A roundup of some of the latest news in women, Toronto, and/or politics this week. What stories did you read this week? Tell us in the comments.
- On December 17th, the International Day to End Violence Against Sex Workers, a national coalition called on Premiere Wynne and the Ontario Attorney General not to enforce the new federal prostitution law, out of concern about the law’s ability to keep sex workers safe.

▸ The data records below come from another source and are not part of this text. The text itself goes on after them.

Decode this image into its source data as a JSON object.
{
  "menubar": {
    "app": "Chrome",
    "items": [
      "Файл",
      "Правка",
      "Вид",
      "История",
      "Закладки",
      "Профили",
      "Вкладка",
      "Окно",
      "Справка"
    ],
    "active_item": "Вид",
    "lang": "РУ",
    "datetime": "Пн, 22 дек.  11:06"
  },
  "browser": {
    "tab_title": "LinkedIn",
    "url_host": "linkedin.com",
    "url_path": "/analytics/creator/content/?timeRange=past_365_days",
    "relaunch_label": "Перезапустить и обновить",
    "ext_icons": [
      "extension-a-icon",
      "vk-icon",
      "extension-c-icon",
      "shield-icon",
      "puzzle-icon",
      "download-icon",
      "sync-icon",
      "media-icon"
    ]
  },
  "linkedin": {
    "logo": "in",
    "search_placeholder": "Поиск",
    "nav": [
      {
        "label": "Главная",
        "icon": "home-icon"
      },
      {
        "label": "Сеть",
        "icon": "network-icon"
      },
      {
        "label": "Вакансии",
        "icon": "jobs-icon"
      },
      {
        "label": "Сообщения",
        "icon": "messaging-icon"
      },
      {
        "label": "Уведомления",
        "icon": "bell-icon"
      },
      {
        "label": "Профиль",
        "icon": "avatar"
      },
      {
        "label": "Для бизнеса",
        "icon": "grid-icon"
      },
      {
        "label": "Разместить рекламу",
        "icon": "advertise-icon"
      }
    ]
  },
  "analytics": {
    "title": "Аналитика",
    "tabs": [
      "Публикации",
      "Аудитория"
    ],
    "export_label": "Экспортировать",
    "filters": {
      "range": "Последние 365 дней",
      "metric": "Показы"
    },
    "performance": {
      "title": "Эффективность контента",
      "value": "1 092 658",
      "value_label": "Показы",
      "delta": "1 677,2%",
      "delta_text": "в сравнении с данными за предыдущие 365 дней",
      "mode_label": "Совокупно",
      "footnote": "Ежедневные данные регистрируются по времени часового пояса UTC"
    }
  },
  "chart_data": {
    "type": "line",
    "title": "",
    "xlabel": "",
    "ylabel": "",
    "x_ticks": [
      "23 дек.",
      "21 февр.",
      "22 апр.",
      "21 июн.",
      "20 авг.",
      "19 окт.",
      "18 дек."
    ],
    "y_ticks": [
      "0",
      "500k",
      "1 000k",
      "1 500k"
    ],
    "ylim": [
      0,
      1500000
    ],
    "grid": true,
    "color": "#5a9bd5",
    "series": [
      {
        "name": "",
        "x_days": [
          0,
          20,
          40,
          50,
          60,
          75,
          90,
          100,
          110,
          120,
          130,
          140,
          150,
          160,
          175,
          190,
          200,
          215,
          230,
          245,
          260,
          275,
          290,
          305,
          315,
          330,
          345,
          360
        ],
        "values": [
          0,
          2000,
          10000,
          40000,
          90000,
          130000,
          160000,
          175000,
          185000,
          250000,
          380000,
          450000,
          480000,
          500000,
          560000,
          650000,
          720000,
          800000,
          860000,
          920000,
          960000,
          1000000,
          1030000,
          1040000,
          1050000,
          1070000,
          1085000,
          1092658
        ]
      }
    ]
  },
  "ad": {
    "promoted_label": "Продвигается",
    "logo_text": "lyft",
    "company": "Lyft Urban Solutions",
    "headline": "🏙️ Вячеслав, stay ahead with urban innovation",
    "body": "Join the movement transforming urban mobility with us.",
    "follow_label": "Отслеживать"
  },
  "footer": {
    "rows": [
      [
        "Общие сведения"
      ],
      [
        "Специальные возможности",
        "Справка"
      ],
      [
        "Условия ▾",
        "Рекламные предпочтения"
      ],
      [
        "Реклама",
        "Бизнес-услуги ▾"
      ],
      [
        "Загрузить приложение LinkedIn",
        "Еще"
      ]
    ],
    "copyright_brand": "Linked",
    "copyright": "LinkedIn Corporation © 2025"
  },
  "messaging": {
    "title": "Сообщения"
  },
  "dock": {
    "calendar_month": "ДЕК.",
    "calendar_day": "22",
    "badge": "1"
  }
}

Wynne has asked the Attorney General to examine the constitutionality of the new law, but in the meantime, Wynne has said that the law must be enforced in keeping with the province’s obligations under the Criminal Code.

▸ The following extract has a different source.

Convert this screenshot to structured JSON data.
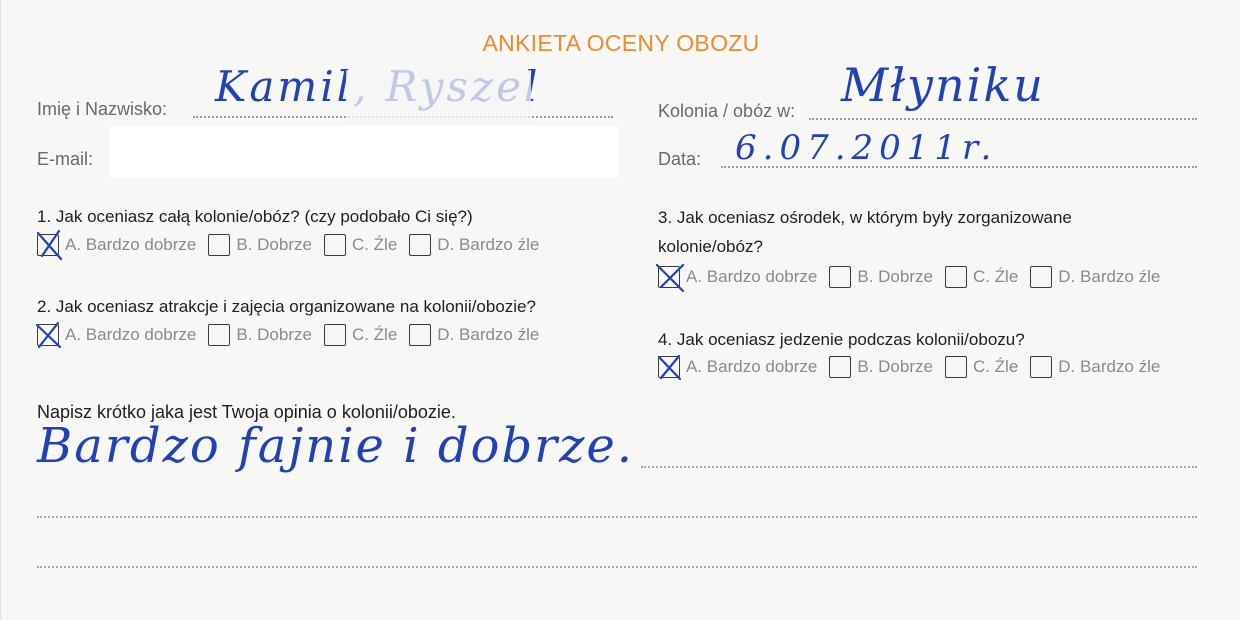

- In an interview with Peter Mansbridge this week, Prime Minister Harper admitted that launching a national inquiry on Missing and Murdered Indigenous Women “isn’t really high on [his] radar”. Harper went on to claim that “action” is better than more studies, despite the fact that Aboriginal leaders themselves have been calling for an inquiry for months. However, Health Minister Rona Ambrose said this week that she hopes she’ll be able to join a roundtable on violence against Aboriginal women which will happen in Ottawa in February.

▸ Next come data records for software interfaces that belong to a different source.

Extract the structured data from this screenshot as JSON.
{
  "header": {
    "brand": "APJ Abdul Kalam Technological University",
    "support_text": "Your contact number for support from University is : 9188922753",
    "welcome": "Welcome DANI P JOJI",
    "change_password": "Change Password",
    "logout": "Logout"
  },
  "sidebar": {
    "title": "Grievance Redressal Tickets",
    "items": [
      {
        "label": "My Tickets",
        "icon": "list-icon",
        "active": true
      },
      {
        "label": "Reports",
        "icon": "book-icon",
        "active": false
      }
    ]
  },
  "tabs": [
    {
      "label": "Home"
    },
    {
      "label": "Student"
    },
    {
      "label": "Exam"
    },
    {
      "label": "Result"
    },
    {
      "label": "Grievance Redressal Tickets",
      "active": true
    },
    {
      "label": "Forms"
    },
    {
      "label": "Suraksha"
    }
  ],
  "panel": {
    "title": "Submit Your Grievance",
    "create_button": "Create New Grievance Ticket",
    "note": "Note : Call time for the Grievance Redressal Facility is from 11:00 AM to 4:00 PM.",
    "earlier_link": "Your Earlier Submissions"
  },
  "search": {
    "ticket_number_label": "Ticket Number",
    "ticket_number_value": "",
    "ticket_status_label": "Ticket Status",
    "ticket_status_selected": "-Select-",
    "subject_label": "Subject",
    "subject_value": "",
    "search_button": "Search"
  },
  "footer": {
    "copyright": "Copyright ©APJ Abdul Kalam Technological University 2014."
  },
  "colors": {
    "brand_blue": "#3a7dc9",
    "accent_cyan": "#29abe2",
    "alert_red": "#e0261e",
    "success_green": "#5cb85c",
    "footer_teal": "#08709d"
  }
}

- A Facebook group created by Dalhousie University Dentistry students has since been removed from the site because of the violent misogynist discussions its members had about their female peers. The President of Dalhousie has since delayed the students’ exams and announced that the students will be entering into a restorative justice process.
- The Toronto Police Service Board held a meeting a Monday to discuss a study on carding prepared by the Community Assessment of Police Practices. At the meeting, many experts criticized the practice and how it is disproportionately used to profile racialized Torontonians. The issue has been deferred to a subcommittee meeting in February.
- The Nova Scotia Attorney General announced this week that anyone who violates the publication ban in the Rehtaeh Parsons case will not be prosecuted unless her name is used in a derogatory way.
- A new study by the Broadbent Institute reveals that the wealth gap between the rich and the poor in Canada is much wider than Canadians believe.